Part I was all about the Guest Bathroom...Part II is all about the Master.
My clients initially reached out regarding renovating their Master Bathroom to increase its functionality. After 10 years of ownership, they'd only used the bathtub a handful of times & since the wife has an extensive makeup collection (one that would rival most professional MUAs!) she specifically wanted more style, better lighting and increased storage.
Done & Done.
As you can see, even in daylight the bathroom was pretty dark due to its orientation on the back of the house & the little bit of good natural light that did come in was super hot (bright), which isn't ideal for applying makeup. With a countertop full of products and a basket full of styling utensils (blow dryer, flat iron, etc), adding more storage was key. The shower door needed to go. The shower & floor needed to be retiled. The bathroom needed some overall blush & gloss.
So we did some demo & started anew!
Finishes in the Guest Bathroom mimicked the selections for the Master with the exception of the shower curtain and of course, the additional vanity. To keep the space from feeling too heavy, I decided to repurpose a piece of furniture for her new makeup area. We started out looking at desks and highboys, but either there wasn't enough storage or the dimensions just weren't right--makeup & products really need drawers for organization, not just open cabinets. When I stumbled upon the Heston Dresser from West Elm, it was just what I was looking for....and not only did it sit on a brass frame (yay for visual breathing room!) but it fit perfectly. She fell in love.
Replaced that old door with a new, custom shower curtain (Robert Allen, Wavy Stitch)--who says shower stalls HAVE to have doors??
And again, these countertops. To Die For.
What I forgot to tell you in my previous post is that these custom butcher block countertops were a total accident...though a happy one. They weren't the original product sourced--I'd planned to go with the more inexpensive Ikea version--but when the client selected an undermount sink, which requires the interior of the countertop to show, we learned that the Ikea version was not in fact solid wood but a walnut veneer wrap, which wasn't going to work with the sink (you wouldn't see wood all the way through along the sink cuts). Fortunately I was able to snag one of my carpenters who is a beast with wood working and he maneuvered his schedule to make this last minute project work.
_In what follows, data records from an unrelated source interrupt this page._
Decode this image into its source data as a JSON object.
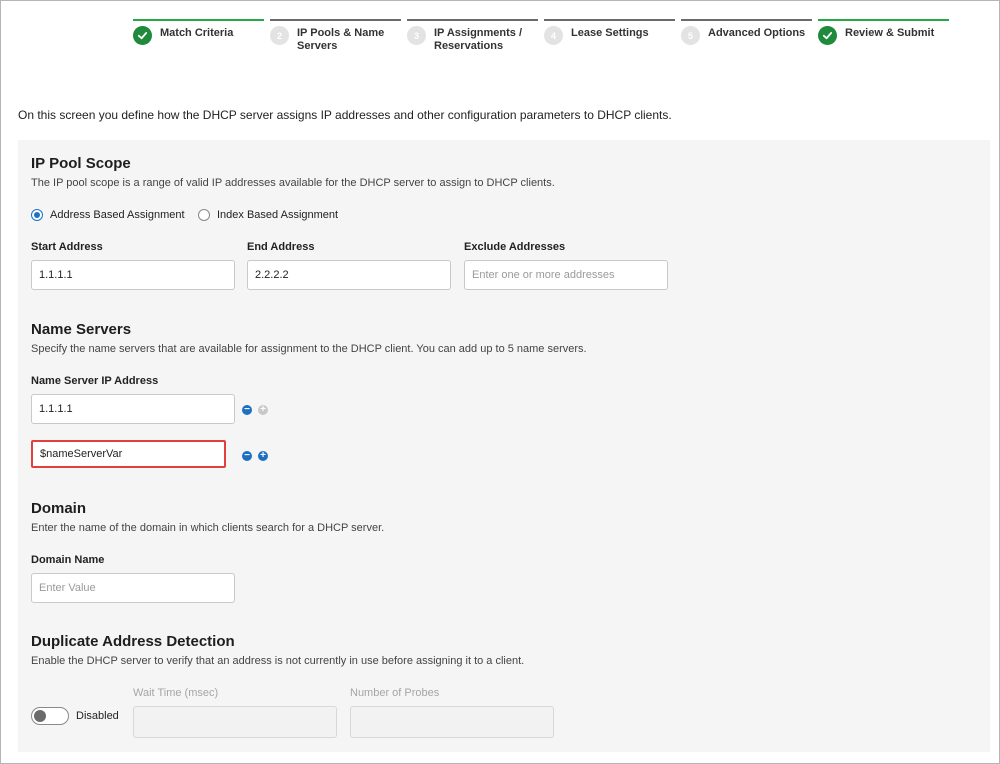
{
  "wizard": {
    "steps": [
      {
        "number": "",
        "label": "Match Criteria",
        "status": "done"
      },
      {
        "number": "2",
        "label": "IP Pools & Name Servers",
        "status": "pending"
      },
      {
        "number": "3",
        "label": "IP Assignments / Reservations",
        "status": "pending"
      },
      {
        "number": "4",
        "label": "Lease Settings",
        "status": "pending"
      },
      {
        "number": "5",
        "label": "Advanced Options",
        "status": "pending"
      },
      {
        "number": "",
        "label": "Review & Submit",
        "status": "done"
      }
    ]
  },
  "intro": "On this screen you define how the DHCP server assigns IP addresses and other configuration parameters to DHCP clients.",
  "ip_pool": {
    "title": "IP Pool Scope",
    "description": "The IP pool scope is a range of valid IP addresses available for the DHCP server to assign to DHCP clients.",
    "assignment_options": [
      "Address Based Assignment",
      "Index Based Assignment"
    ],
    "selected_option": "Address Based Assignment",
    "start_label": "Start Address",
    "start_value": "1.1.1.1",
    "end_label": "End Address",
    "end_value": "2.2.2.2",
    "exclude_label": "Exclude Addresses",
    "exclude_placeholder": "Enter one or more addresses"
  },
  "name_servers": {
    "title": "Name Servers",
    "description": "Specify the name servers that are available for assignment to the DHCP client. You can add up to 5 name servers.",
    "field_label": "Name Server IP Address",
    "entries": [
      "1.1.1.1",
      "$nameServerVar"
    ],
    "remove_symbol": "−",
    "add_symbol": "+"
  },
  "domain": {
    "title": "Domain",
    "description": "Enter the name of the domain in which clients search for a DHCP server.",
    "field_label": "Domain Name",
    "placeholder": "Enter Value"
  },
  "duplicate_detection": {
    "title": "Duplicate Address Detection",
    "description": "Enable the DHCP server to verify that an address is not currently in use before assigning it to a client.",
    "toggle_label": "Disabled",
    "wait_time_label": "Wait Time (msec)",
    "probes_label": "Number of Probes"
  },
  "colors": {
    "accent": "#1a73c8",
    "done_green": "#1f8a3c",
    "highlight_red": "#e0413a"
  }
}
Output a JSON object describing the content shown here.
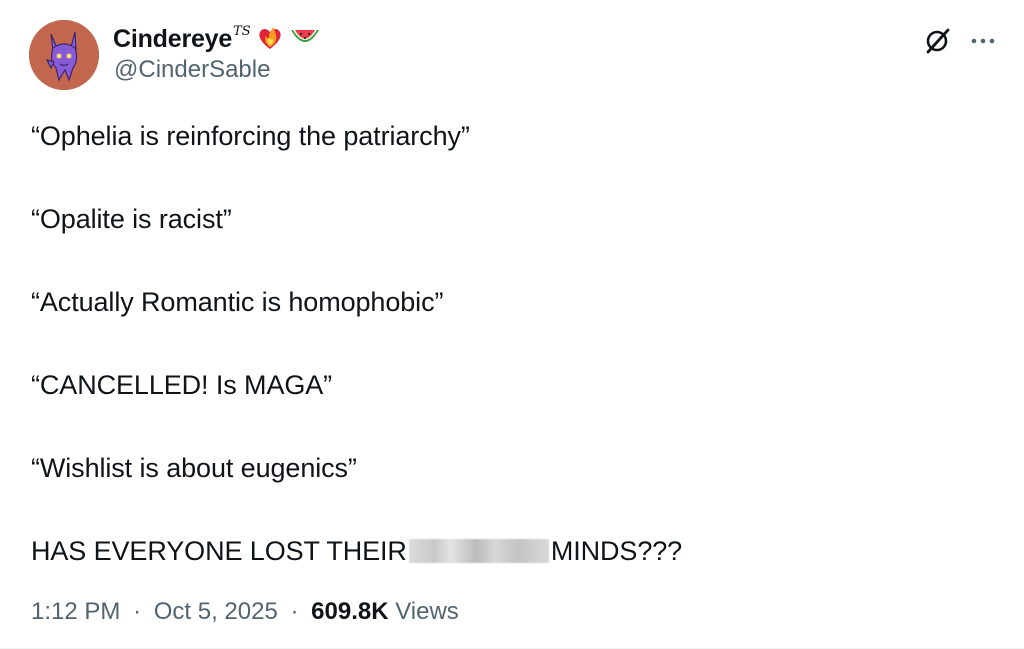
{
  "author": {
    "display_name": "Cindereye",
    "name_suffix": "TS",
    "name_emojis": [
      "fire-heart-emoji",
      "watermelon-emoji"
    ],
    "handle": "@CinderSable",
    "avatar": "purple-creature-avatar"
  },
  "actions": {
    "grok_icon": "grok-icon",
    "more_icon": "more-options-icon"
  },
  "tweet": {
    "lines": [
      "“Ophelia is reinforcing the patriarchy”",
      "“Opalite is racist”",
      "“Actually Romantic is homophobic”",
      "“CANCELLED! Is MAGA”",
      "“Wishlist is about eugenics”"
    ],
    "last_line_start": "HAS EVERYONE LOST THEIR",
    "last_line_end": "MINDS???"
  },
  "meta": {
    "time": "1:12 PM",
    "date": "Oct 5, 2025",
    "separator": "·",
    "views_count": "609.8K",
    "views_label": "Views"
  },
  "colors": {
    "text": "#0f1419",
    "secondary": "#536471",
    "background": "#ffffff"
  }
}
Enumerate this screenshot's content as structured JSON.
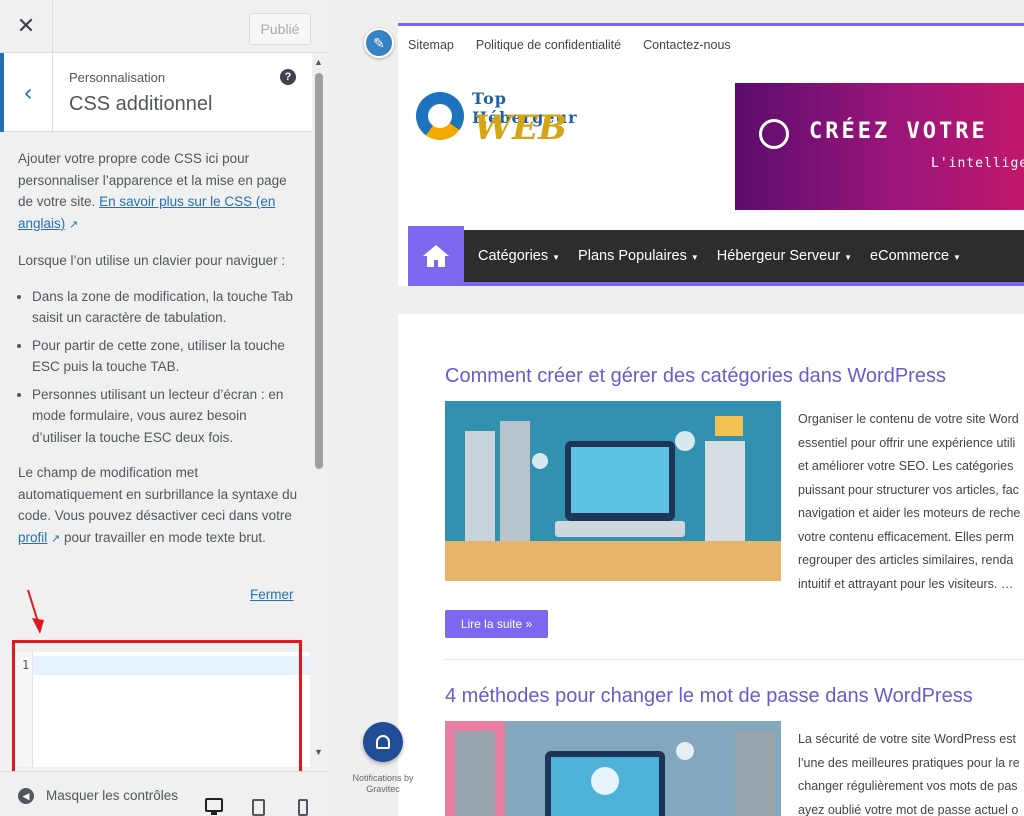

And when I tell you the final product turned out SO much better than what I'd originally planned?? OMG. No lie. These babies are hand finished so there will never be another pair to look exactly like these two! Renovations take longer than you expect and there are always hiccups along the way but 93% of the time.....the hiccups are well worth the change in plans.
Even with the addition of 4 new lighting sources: the LED makeup mirror (sourced from a hotel she loves), wood bead chandelier and pair of brass wall sconces (everything on dimmers for perfect light control), we kept the walls Shoji White (Sherwin Williams) to ensure there was enough natural light bouncing around the room. My first choice for the walls was a light toned grasscloth (great mix of texture & finish) but just like in the Guest bathroom, the clients weren't fans of any wallcoverings or saturated wall colors so we ended with a neutral color paint.
And sometimes it happens like that in design--as a designer you can create a vision and want to see it to the end, but the ultimate say is on the client. I'm generally very honest with my clients and will say, "I don't love your preference but it's YOUR house and YOU have to live here, so it should work for you!". I believe that clients should know the professional's honest opinion and then weigh the advice to make the decision that best suits their lifestyle. THAT is what makes for an awesome designer-client relationship--taking the professional advice + rules & bending them to create something that works for each situation--Co-creation at its finest!